Can a late period be a sign of cancer? Are late periods really worrying you?
Menstruation normally occurs every 21 to 35 days. After 35 days is a truly late period, and your worry is understandable.
An occasional late period may start between 36 and 40-something days after the start of the last menstrual cycle.
This interval isn’t long enough to be considered a missed menstrual flow, but rather, a late or very delayed period.
A number of reasons can cause your period to be late, and I asked Mary Jane Minkin, MD, clinical professor of obstetrics and gynecology at Yale University School of Medicine, all about the causes.
Just what are the reasons that cause a period to be late?
This assumes that the woman knows she cannot be pregnant.
Dr. Minkin: Anovulation — not having ovulated. Now what can cause that? Perimenopause is certainly one.
As we approach menopause, the poor ovaries just cannot respond to all the FSH (follicle stimulating hormone) and the LH (luteinizing hormone) that the pituitary (gland) sends their way — ultimately, the ovaries will stop producing estrogen, but actually, it is the failure of ovulation that produces the late period.
I thought that you can’t menstruate if you don’t ovulate.
You can get a period from overflow; the lining of the uterus just builds up, and after it reaches a significant accumulation, it just flows out, and it can flow quite heavily.
Thyroid disease is also a common culprit (for late periods). Classically, overactivity (hyperthyroidism) does it; but hypothyroidism can do it, too.
Also, another endocrine disorder, namely elevated prolactin, secreted by the pituitary, can give you late periods. These women also often have secretion of milk by the breasts.
Prolactin secretion can also be caused by many medications, particularly antipsychotics such as Risperdal.
Also, a medication for nausea like Reglan can elevate prolactin levels.
Of course, depression with stress in and of itself can cause late periods.
Hyper-exercise can screw up periods, even without weight loss. Eating disorders of course can do it; anorectics seldom get periods. But significant weight gain can do it, too.
Polycystic ovarian syndrome is yet another cause of late periods. Dr. Minkin explains:
This is most often associated with obesity, and most PCOS ladies, because of being heavy, have chronically high estrogen and testosterone levels — so that they never get an LH surge to trigger ovulation, which then makes the progesterone which triggers the period.
Can delayed flow be a sign of serious disease, other than PCOS?
Rarely – they might be just a sign of stress. Something like anorexia is a serious disease, and it does produce amenorrhea, or at least late periods, but as far as something like cancer, no, not very likely.

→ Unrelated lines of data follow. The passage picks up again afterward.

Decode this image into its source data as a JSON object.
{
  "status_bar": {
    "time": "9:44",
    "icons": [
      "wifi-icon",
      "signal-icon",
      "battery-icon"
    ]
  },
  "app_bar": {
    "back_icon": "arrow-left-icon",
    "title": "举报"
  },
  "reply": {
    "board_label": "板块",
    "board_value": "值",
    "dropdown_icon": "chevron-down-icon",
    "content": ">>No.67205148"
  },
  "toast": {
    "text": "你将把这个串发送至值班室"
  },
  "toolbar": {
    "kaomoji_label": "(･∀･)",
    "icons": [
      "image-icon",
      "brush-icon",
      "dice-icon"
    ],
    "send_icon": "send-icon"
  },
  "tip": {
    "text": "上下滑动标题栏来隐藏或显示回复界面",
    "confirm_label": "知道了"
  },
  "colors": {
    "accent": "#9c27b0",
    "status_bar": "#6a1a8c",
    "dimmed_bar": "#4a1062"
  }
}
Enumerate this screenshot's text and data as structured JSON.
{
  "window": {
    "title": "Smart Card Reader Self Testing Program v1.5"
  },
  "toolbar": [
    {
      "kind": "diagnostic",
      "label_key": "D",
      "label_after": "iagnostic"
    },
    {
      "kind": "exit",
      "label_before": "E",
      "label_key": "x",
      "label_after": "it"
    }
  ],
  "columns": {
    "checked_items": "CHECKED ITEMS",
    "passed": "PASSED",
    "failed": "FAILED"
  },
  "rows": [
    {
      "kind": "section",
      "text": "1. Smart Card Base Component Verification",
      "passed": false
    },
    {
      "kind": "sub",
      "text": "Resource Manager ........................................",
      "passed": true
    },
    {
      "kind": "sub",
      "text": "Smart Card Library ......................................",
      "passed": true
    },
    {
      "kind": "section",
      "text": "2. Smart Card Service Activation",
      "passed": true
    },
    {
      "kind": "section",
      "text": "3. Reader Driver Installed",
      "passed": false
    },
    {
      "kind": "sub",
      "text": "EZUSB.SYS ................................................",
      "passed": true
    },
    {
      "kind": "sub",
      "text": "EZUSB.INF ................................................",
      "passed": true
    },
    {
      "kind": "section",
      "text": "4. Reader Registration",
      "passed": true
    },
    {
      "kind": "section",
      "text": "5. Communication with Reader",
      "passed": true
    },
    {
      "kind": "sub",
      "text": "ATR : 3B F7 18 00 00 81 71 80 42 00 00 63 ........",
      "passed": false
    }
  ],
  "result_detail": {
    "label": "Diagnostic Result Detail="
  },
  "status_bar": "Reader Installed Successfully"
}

Cancer of the uterus would more likely present with extra bleeding, not less bleeding.
How often do stress and anxiety cause late periods?
Extremely commonly, and since we really cannot measure stress exactly, stress gets blamed most of the time, when everything else we can measure (like pregnancy, menopause, prolactin, thyroid and PCOS) gets ruled out.
Is there a way a woman can tell if her delayed flow is caused by stress or just a premenopausal body?
The only way would be to measure her FSH level. If it were significantly elevated, you would assume she is in the perimenopausal timeframe.
However, even with a normal FSH, she could be perimenopausal, which we will often diagnose only retrospectively.
If a 40-something woman is experiencing some late periods (beginning on Day 39 or 40, for example, of her cycle), and she’s been suffering an extraordinary amount of stress in the weeks preceding, how likely is stress the cause of lateness, versus being perimenopausal?
Extremely difficult to assess. Perimenopause is often something which takes years, and is very difficult to quantitate.
We do know that the older ovary is less robust, which makes it more vulnerable to stress.
In a nutshell, here is how stress and anxiety trip up the menstrual cycle, causing late periods:
The cerebral cortex of the brain interprets stress in a woman’s life. This suppresses the cerebral cortex’s efficiency at signaling to the brain’s hypothalamus gland to send instructions to the pituitary gland.
The instructions to the pituitary are supposed to direct it to send a message to the ovaries to ovulate.
This chain reaction gets bungled beginning when the “thinking” part of your brain, the cerebral cortex, feels a lot of stress.
Dr. Minkin is nationally known in the field of gynecology and is often interviewed and quoted in print and broadcast media, including the New York Times, Wall Street Journal and Time Magazine.
Lorra Garrick has been covering medical, fitness and cybersecurity topics for many years, having written thousands of articles for print magazines and websites, including as a ghostwriter. She’s also a former ACE-certified personal trainer.